Just as the Suit of Swords asks us to find balance between thinking and being, perhaps the Suit of Coins invites us to consider differentiating between our needs and our wants. Harari shows that the line starts to blur— take the smartphone for example. 10 years ago it fell into the category of ‘want’ and now, all over the world, has become a ‘need.’
If we consider the Ace of Coin as the gift of manifestation that is gifted to us, perhaps we start by asking how do I use this gift for the highest good of all concerned?
Card 2 show a young woman weighing her options, determining her needs v. her wants.
Card 3 describes the ideal cooperative venture that allows each one to participate and give the best of all they have, for the joy of giving and for the benefit of the whole. Working well in a group also demands we receive with appreciation what each one in the group brings to the table.

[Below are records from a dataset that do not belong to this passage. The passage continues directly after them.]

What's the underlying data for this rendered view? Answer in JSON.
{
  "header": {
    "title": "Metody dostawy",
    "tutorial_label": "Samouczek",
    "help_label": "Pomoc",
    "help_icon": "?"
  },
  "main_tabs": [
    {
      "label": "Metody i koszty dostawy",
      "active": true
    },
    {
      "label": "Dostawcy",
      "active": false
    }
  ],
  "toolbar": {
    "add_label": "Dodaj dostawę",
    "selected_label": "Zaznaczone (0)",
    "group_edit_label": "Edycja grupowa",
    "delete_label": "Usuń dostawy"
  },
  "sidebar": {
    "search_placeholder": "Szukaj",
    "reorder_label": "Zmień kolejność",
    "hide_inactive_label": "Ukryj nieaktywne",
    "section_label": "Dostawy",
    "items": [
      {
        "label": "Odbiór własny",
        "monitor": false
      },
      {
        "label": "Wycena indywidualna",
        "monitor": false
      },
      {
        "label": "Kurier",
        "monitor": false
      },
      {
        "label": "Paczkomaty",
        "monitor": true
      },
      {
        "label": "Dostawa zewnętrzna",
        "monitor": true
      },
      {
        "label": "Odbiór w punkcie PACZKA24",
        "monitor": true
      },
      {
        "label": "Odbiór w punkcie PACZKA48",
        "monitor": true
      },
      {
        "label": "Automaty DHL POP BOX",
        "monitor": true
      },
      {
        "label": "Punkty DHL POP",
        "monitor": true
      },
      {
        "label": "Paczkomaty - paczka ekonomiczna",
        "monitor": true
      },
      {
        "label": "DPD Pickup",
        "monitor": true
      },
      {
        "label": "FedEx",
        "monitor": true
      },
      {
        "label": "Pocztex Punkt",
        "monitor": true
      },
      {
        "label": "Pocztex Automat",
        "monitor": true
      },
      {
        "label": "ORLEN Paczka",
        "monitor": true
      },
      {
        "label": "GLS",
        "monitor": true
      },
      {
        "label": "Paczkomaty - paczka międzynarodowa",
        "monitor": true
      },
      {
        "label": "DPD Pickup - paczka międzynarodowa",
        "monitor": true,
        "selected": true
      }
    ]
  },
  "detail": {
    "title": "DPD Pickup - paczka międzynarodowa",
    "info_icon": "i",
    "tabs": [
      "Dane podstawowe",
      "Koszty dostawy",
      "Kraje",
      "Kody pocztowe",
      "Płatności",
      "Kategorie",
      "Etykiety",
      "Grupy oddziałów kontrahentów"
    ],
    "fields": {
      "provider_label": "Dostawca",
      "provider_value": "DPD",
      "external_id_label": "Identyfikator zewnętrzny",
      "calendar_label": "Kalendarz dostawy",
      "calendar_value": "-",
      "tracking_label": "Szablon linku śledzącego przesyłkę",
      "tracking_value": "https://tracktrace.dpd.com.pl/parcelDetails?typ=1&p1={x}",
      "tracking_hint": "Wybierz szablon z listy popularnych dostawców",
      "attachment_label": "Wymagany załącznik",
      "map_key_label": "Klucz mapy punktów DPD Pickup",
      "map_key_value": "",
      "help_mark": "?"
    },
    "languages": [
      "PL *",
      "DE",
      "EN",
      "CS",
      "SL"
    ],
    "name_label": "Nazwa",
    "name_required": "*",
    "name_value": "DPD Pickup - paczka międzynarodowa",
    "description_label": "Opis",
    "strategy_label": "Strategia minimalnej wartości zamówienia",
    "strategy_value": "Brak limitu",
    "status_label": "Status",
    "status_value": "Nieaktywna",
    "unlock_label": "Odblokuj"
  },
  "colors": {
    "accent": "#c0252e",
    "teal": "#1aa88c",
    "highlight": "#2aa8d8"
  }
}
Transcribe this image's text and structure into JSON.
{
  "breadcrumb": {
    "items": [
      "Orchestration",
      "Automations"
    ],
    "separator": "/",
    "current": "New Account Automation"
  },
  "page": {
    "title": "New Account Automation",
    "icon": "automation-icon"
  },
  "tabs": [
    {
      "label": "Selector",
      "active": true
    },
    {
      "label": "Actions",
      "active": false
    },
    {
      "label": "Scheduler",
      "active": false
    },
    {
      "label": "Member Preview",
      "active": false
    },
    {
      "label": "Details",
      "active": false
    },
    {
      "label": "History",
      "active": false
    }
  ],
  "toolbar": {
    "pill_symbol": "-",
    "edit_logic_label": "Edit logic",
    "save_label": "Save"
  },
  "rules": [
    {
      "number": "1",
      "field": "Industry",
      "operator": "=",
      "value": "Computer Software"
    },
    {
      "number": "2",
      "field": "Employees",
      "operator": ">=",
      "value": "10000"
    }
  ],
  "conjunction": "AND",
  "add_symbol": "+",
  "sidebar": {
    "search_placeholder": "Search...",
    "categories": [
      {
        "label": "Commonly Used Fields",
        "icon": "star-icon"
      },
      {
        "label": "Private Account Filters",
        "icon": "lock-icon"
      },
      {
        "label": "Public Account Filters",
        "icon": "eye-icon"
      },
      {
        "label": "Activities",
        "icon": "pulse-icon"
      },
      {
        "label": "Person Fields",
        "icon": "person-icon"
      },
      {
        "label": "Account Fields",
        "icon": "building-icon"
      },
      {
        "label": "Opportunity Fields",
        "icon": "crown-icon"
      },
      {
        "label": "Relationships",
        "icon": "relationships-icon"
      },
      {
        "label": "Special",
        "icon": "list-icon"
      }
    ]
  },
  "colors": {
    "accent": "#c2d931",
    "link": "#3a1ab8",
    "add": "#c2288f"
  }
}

Card 4 (the card that started this train of thought and is shown above) shows a young person who has so much to give— rather than passively holding on it all that they have, this can be seen as a pause— a time of appreciation for all that has been garnered and the moment of deciding where best to give of the largesse that has been successfully accumulated. Interesting that this card, on The Tree of Life, is placed in the ‘cosmic chakra’ of Compassion while the next card is opposite in the sefirah of Strength.
Card 5, as mentioned above, is in many ways the opposite of the 4— it indicates there are times in our lives when we feel bereft, and in need of assistance. For those who are much better at giving than receiving, how graciously can we ask for and receive help? We learn to be strong when things are challenging and in learning to ask for help and willing to receive it, we step into our own power.
Card 6, like all cards in the Minors is a card of balance— a celebration of our ability to give and receive. In this suit, balancing wants and needs for self and others presents opportunities for generosity and wholeness— for both parties, in the giving and the receiving.
Card 7 again is a moment of reflection— as the garden we manifest is growing, how content do we feel? Do we find purpose in our actions that continue to satisfy our own creative needs and the wellbeing of others around us? Is it time to alter the course of our actions or buckle down and bring this to its natural conclusion? This may the most important question of our times— when do we realize that ‘things’ do not fill us— meaning does. Is the work we are doing meaningful? How do we understand meaning and purpose in a material world?
Card 8 is an indication of a decision to enjoy the fruits of our labor by continuing to take care of the details necessary — all that has brought us success and still require our time and attention.
Card 9 is the moment of fulfillment of all that has been accomplished and the joy experienced in a task well done.
The most important figure in Card 10 is the older woman in the left corner, who encourages us— at the moment of celebrating our material success— and asks: And now? In enjoying the benefits of our efforts, what do we have to share with the larger society? Where will we put our efforts now that we are empowered to know what we can achieve?
Reading nuanced and contemporary meaning into the Tarot is what breathes life into static images and make the dance with the intuitive sense fun, meaningful and vital for a full appreciation of the gift of life.